Palm Beach is a nice place to visit this time of year. You can actually get a decent table at the island’s fancier restaurants and some of the most glamorous resorts are offering special deals.
The arrival in the 1890’s of the railroad of Henry Flagler opened up Palm Beach to the world and hotels like the monstrous Royal Poinsettia and Whitehall became the winter playgrounds for the Victorian rich. Yet it wasn’t until the Florida Land Boom and the Mediterranean Revival architecture of Addison Mizner that Palm Beach became the winter domain and hideaway of the very rich.
Flagler’s Whitehall mansion is now a state museum
Flagler’s wooden Whitehall fell to the termites and his private railroad car complete with gold toilet fixtures is the only thing on the Whitehall Resort property. Flagler’s legacy stands with The Breakers, now the 1926 version. One May in the 1960’s I took a group of high school students to a convention here in the 1960’s and while the students attended meetings, I took off to the empty pool for a morning dip.
There was an elderly man having breakfast by the pool and he signaled me to join him. It turned out he was John D. MacArthur, one of the richest men in the world. Things like this happen in Palm Beach.
The Florida Land Boom was the next great era for Palm Beach. It was an age when great architects like Addison Mizner and Joseph Urban did their magic with Mediterranean Revival styling of fancy mansions, commercial districts, and public buildings. The result: Palm Beach is today an architect’s dream spot.

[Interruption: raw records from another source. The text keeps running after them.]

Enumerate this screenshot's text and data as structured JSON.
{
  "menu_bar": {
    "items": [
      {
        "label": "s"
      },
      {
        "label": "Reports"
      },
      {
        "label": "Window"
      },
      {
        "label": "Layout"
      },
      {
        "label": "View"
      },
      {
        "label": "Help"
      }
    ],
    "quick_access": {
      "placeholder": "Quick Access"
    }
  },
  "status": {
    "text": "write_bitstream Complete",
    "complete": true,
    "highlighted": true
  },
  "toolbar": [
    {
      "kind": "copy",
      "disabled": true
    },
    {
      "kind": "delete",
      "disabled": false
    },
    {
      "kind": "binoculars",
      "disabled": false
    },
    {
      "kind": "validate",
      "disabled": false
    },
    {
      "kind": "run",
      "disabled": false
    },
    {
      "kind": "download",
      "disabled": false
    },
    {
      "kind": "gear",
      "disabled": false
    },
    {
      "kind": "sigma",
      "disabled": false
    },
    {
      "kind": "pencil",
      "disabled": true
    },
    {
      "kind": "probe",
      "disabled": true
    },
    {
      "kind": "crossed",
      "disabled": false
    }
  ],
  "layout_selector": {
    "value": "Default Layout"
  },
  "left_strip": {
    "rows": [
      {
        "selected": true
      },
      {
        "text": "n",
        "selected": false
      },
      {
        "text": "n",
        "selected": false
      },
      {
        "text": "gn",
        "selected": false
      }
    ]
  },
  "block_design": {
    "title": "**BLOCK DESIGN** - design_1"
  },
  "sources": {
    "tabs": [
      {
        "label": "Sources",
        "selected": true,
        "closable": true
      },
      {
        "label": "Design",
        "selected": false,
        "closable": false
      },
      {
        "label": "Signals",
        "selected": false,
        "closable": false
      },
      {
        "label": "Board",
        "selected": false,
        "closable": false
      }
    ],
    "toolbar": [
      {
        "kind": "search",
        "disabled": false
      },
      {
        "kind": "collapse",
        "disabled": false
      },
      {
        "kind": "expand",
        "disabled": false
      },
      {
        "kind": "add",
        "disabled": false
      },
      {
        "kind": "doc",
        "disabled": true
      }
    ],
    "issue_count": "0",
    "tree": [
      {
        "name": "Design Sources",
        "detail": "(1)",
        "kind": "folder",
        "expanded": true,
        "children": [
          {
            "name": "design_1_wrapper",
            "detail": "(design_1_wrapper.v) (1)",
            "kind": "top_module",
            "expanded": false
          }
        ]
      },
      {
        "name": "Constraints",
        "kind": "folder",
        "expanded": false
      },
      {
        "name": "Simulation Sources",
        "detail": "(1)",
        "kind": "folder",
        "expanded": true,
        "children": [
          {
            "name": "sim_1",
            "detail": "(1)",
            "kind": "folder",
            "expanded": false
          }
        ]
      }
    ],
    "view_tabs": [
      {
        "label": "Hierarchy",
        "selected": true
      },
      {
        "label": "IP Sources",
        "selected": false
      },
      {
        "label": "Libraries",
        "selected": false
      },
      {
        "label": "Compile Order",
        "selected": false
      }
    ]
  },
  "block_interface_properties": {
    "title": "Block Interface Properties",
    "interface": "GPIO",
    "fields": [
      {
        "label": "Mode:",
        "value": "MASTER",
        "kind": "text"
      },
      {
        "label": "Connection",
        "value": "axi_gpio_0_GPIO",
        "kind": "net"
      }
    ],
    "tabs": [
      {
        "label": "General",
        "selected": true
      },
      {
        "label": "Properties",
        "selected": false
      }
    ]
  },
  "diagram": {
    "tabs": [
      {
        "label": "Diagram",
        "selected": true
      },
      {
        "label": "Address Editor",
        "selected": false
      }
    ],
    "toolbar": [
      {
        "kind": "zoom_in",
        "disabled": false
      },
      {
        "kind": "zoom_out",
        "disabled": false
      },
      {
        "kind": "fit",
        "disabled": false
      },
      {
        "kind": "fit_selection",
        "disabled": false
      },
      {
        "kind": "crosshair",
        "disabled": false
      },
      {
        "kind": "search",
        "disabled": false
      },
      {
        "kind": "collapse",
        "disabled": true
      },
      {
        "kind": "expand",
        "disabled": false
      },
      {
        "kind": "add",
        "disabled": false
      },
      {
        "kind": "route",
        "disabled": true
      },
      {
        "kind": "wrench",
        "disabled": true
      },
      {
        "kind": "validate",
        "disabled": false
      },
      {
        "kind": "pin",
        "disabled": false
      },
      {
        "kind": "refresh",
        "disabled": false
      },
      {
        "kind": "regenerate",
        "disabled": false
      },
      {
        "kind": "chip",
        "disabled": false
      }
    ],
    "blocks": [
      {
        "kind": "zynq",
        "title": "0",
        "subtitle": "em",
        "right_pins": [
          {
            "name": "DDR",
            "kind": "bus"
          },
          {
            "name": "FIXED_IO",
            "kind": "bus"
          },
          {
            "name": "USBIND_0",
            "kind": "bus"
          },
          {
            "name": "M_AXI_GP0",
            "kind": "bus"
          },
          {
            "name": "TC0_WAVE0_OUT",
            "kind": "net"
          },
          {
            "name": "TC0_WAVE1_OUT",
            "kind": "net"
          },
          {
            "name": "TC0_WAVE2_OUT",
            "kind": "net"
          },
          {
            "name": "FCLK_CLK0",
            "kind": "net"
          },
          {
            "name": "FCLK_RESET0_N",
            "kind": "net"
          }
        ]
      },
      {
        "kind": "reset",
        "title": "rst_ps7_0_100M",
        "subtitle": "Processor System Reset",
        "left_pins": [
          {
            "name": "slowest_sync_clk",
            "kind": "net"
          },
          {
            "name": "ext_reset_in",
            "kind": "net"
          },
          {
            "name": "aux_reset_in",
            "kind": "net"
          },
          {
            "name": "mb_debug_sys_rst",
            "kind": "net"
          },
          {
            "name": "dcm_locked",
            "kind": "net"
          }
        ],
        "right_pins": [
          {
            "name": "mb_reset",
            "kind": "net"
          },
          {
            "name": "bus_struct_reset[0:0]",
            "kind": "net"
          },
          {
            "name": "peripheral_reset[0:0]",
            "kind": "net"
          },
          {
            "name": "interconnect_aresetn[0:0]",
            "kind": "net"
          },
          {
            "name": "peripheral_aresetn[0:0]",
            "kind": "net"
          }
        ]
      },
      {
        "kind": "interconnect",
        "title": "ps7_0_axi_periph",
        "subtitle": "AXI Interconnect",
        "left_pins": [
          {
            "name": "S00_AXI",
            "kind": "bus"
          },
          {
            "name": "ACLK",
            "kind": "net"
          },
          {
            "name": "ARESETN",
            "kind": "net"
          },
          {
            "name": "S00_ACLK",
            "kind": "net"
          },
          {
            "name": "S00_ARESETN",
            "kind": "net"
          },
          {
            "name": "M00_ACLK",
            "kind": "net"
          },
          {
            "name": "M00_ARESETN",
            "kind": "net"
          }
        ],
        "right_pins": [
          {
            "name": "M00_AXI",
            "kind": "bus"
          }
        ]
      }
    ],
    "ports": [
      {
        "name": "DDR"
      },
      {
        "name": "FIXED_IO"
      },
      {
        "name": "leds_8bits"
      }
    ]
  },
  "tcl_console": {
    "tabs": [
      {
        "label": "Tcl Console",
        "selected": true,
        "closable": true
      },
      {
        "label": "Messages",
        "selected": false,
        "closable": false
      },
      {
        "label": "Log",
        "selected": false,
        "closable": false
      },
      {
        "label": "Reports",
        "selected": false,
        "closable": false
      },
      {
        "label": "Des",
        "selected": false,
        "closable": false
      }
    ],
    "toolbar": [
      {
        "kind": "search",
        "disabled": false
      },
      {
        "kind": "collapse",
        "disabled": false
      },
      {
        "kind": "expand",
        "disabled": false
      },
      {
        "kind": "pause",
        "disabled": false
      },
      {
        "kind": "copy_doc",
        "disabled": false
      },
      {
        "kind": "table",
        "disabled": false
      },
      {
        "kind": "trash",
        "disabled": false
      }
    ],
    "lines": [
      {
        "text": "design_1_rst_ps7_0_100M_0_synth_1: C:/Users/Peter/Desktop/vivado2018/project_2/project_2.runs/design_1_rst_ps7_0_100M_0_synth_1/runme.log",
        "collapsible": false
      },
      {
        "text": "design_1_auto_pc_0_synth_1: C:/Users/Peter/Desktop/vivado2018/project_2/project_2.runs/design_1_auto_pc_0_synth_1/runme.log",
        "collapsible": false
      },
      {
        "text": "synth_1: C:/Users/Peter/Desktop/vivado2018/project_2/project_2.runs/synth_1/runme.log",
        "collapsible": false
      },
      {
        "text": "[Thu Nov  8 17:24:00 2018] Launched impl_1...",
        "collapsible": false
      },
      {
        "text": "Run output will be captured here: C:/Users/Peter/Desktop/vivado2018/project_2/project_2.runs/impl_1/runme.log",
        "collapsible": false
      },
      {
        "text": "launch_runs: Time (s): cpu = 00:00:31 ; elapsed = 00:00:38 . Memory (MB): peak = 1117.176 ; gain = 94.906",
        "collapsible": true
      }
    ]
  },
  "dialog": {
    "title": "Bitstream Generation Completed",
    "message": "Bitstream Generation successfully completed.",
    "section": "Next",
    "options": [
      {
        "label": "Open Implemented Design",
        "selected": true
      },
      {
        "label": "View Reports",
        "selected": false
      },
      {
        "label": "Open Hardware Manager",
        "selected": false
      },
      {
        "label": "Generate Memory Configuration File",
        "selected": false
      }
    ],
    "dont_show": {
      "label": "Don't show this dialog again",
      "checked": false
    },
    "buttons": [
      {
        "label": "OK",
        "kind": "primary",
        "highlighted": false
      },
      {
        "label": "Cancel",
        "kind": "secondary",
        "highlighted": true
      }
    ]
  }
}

Mizner’s first project – the Everglades Club – started a PB Boom
When the streets and roads are less crowded downtown Palm Beach is a nicely compacted district with great buildings. Two of my favorite ones are the 1926 Palm Beach City Hall
and the 1927 Paramount Theater designed by Joseph Urban.
Perhaps today the greatest contribution to Florida architecture since everyone can enjoy it is the Worth Avenue shopping district with its share of Mizner buildings and neat alleyways. Whether you can afford any of the merchandise or not, you love the atmosphere and recognize how upscale Florida shopping centers have tried to capture the Palm Beach look in their design.
I took this Worth Avenue photo at 10 am Saturday morning
I love to visit historical areas early to take photographs that are not crowded with tourists and automobiles. One morning in Palm Beach I entered a music shop and found myself one of only two customers. The other person was Rod Stewart.
The Mizner Alleyway
Be sure to visit all the narrow alleyway streets off Worth Avenue for they house some delightful shops, offices, and even a few places to grab a casual meal.